Tips and Tricks of Developing a Quality Brew

The Grayton Beer Company likes to say that its “innately in tune” to the agricultural product and what it produces. It’s a way to make sure that the liquid is something the consumer will buy. Testing and development of what eventually makes it to mass production is key to the Florida brewery.

“Each beer that makes it onto our taproom wall or out into the market for consumers to enjoy is tested time and again to ensure we are putting out a product of true substance,” said head brewer Tyler White.

When it comes to developing its beers, the Grayton team likes to let the beers speak to the team, she noted.

“We will collaborate on what style or taste we want to accomplish and then reverse engineer the beer from there,” White said. “We taste it throughout the brew process and multiple times while it’s in its final stage. If we do not feel it’s ready for release we’ll start all over.

“It goes back to our substance.”

While tasting and critiquing the beers throughout the brew process, when it comes to determining how a beer will perform in the marketplace, White said they are lucky enough to have within its 30,000-square foot facility a taproom that is open weekly.

“We will put our seasonal, limited release and small batch beers on the tap wall for the general public to enjoy,” he said. “Through conversing with our patrons we can get input on edits they’d like to see made or their love for the beer.

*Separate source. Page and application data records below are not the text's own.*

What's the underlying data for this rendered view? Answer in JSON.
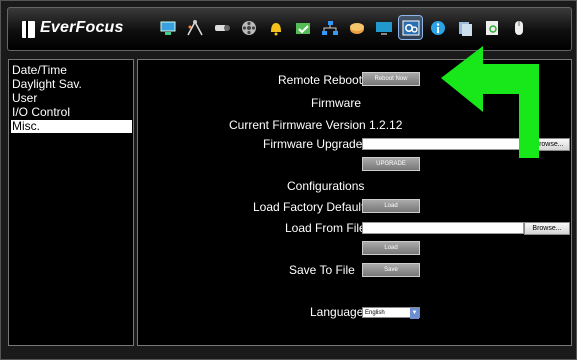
{
  "brand": {
    "name": "EverFocus"
  },
  "toolbar": {
    "icons": [
      "monitor-icon",
      "network-icon",
      "camera-icon",
      "film-reel-icon",
      "alarm-bell-icon",
      "event-icon",
      "lan-icon",
      "storage-icon",
      "display-icon",
      "system-settings-icon",
      "info-icon",
      "logs-icon",
      "report-icon",
      "logout-icon"
    ],
    "active_index": 9
  },
  "sidebar": {
    "items": [
      "Date/Time",
      "Daylight Sav.",
      "User",
      "I/O Control",
      "Misc."
    ],
    "selected_index": 4
  },
  "main": {
    "remote_reboot_label": "Remote Reboot",
    "reboot_now_button": "Reboot Now",
    "firmware_heading": "Firmware",
    "current_version": "Current Firmware Version 1.2.12",
    "firmware_upgrade_label": "Firmware Upgrade",
    "browse_button": "Browse...",
    "upgrade_button": "UPGRADE",
    "configurations_heading": "Configurations",
    "load_factory_label": "Load Factory Default",
    "load_button": "Load",
    "load_from_file_label": "Load From File",
    "load_button_2": "Load",
    "save_to_file_label": "Save To File",
    "save_button": "Save",
    "language_label": "Language",
    "language_value": "English"
  },
  "colors": {
    "accent_arrow": "#18e81a",
    "panel_bg": "#000000",
    "button_gray": "#8a8a8a"
  }
}
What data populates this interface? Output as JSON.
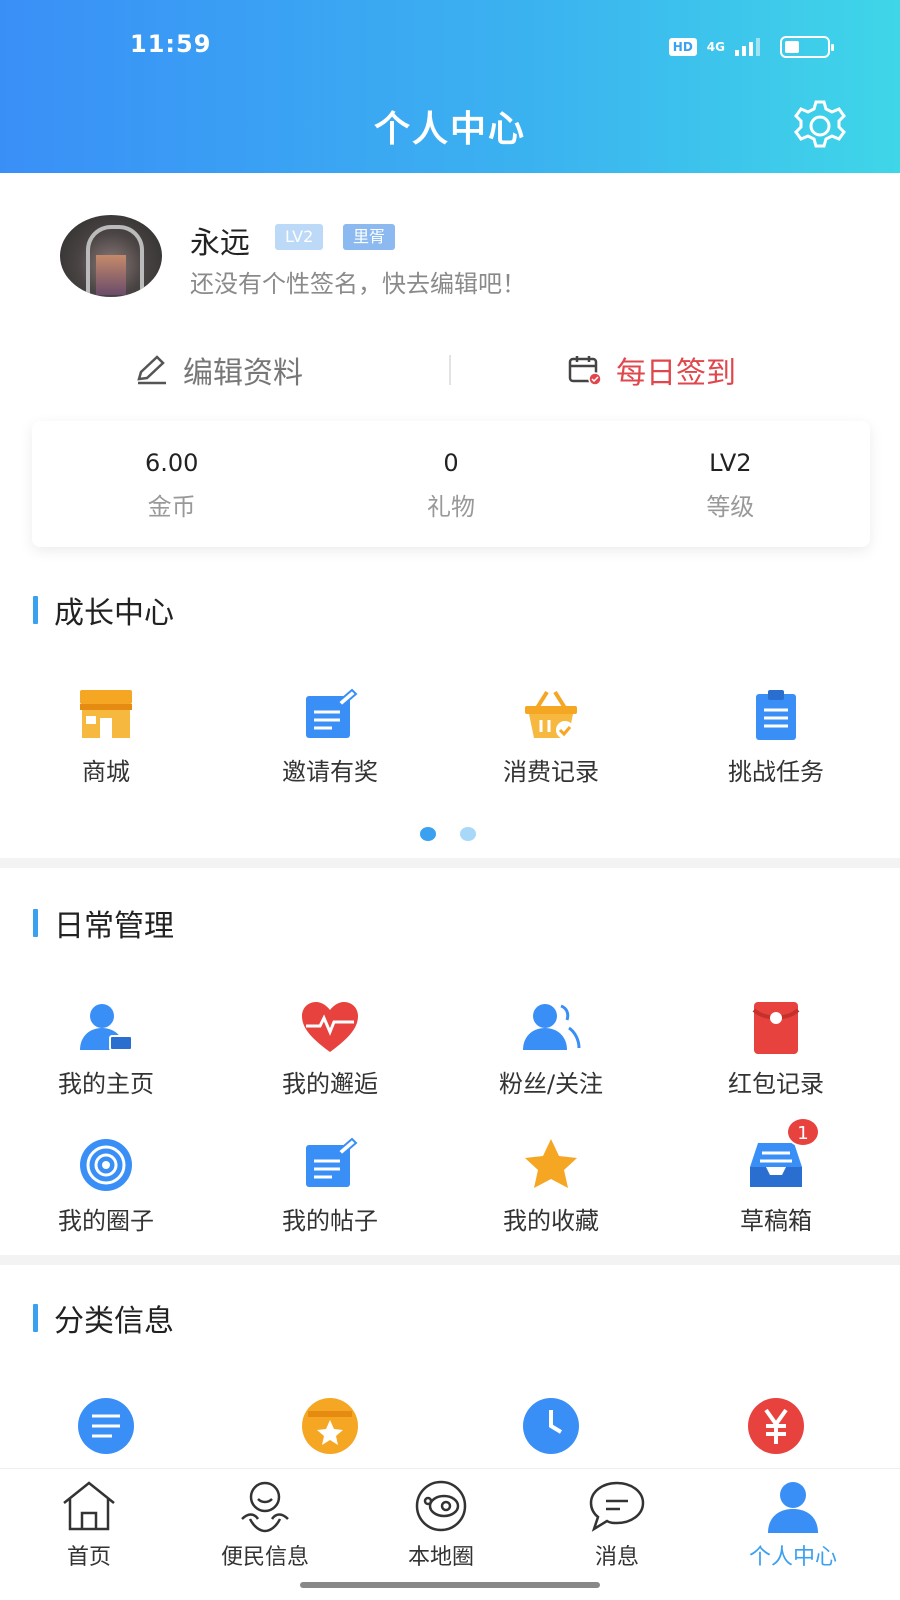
{
  "status_bar": {
    "time": "11:59",
    "hd": "HD",
    "network": "4G"
  },
  "header": {
    "title": "个人中心"
  },
  "profile": {
    "name": "永远",
    "level_badge": "LV2",
    "title_badge": "里胥",
    "signature": "还没有个性签名，快去编辑吧！"
  },
  "actions": {
    "edit": "编辑资料",
    "checkin": "每日签到"
  },
  "stats": [
    {
      "value": "6.00",
      "label": "金币"
    },
    {
      "value": "0",
      "label": "礼物"
    },
    {
      "value": "LV2",
      "label": "等级"
    }
  ],
  "growth": {
    "title": "成长中心",
    "items": [
      {
        "label": "商城",
        "icon": "shop-icon"
      },
      {
        "label": "邀请有奖",
        "icon": "invite-icon"
      },
      {
        "label": "消费记录",
        "icon": "basket-icon"
      },
      {
        "label": "挑战任务",
        "icon": "clipboard-icon"
      }
    ]
  },
  "daily": {
    "title": "日常管理",
    "items": [
      {
        "label": "我的主页",
        "icon": "user-card-icon"
      },
      {
        "label": "我的邂逅",
        "icon": "heart-pulse-icon"
      },
      {
        "label": "粉丝/关注",
        "icon": "users-icon"
      },
      {
        "label": "红包记录",
        "icon": "red-envelope-icon"
      },
      {
        "label": "我的圈子",
        "icon": "circles-icon"
      },
      {
        "label": "我的帖子",
        "icon": "post-icon"
      },
      {
        "label": "我的收藏",
        "icon": "star-icon"
      },
      {
        "label": "草稿箱",
        "icon": "drafts-icon",
        "badge": "1"
      }
    ]
  },
  "classified": {
    "title": "分类信息",
    "items": [
      {
        "icon": "list-icon"
      },
      {
        "icon": "star-box-icon"
      },
      {
        "icon": "clock-icon"
      },
      {
        "icon": "yuan-icon"
      }
    ]
  },
  "tabbar": [
    {
      "label": "首页",
      "icon": "home-icon"
    },
    {
      "label": "便民信息",
      "icon": "service-icon"
    },
    {
      "label": "本地圈",
      "icon": "planet-icon"
    },
    {
      "label": "消息",
      "icon": "message-icon"
    },
    {
      "label": "个人中心",
      "icon": "profile-icon",
      "active": true
    }
  ],
  "colors": {
    "accent": "#3aa0f0",
    "checkin_red": "#e0474c",
    "header_start": "#3a8ff7",
    "header_end": "#3fd6e8"
  }
}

Once the beer has made its rounds and been met requirements we then bottle, keg or can the beer. Dependent on the style and quantity we will then launch the beer within our southeast footprint.”

And it’s the brew team that keeps innovation at the top of mind throughout the year.

“By keeping an ear to the ground on what is going on beyond the craft industry, specifically in wine and spirits, we have recently created two beers that will elevate our brewery,” White noted.

Seeing the consumers affection for craft cocktails and dark spirits, Grayton recently worked collaboratively with Nelson’s Green Brier Distillery in Nashville to craft a Bourbon barrel-aged brew.

Inspired by White’s passion for Belgian-style ales and Old Fashioned cocktails, Dubbel Barrel combines the rich malty character and dark fruit aromas of a dubbel with the trademark rye spice of Belle Meade Bourbon — putting an Old Fashioned twist on a Belgian-Style classic.

“Innovations such as this allow our brewer’s creativity to flow and we plan to continue to work within that mindset,” he said.

Most recently, Grayton crafted its 2017 harvest ale, coined CentenniAle after the Centennial hops from which is was brewed.

White worked closely with Hop Head Farms in Hickory Corners, Michigan to pick a fresh hop that would travel from bine to brewery in under 24 hours.

“The fresh, wet Centennial hop provided flavors and aromas not normally available to our brew team,” White said.

1 Trackback / Pingback

  1. Tyler White Explains Why You Should Give Back To Your Consumers

Leave a Reply

Your email address will not be published.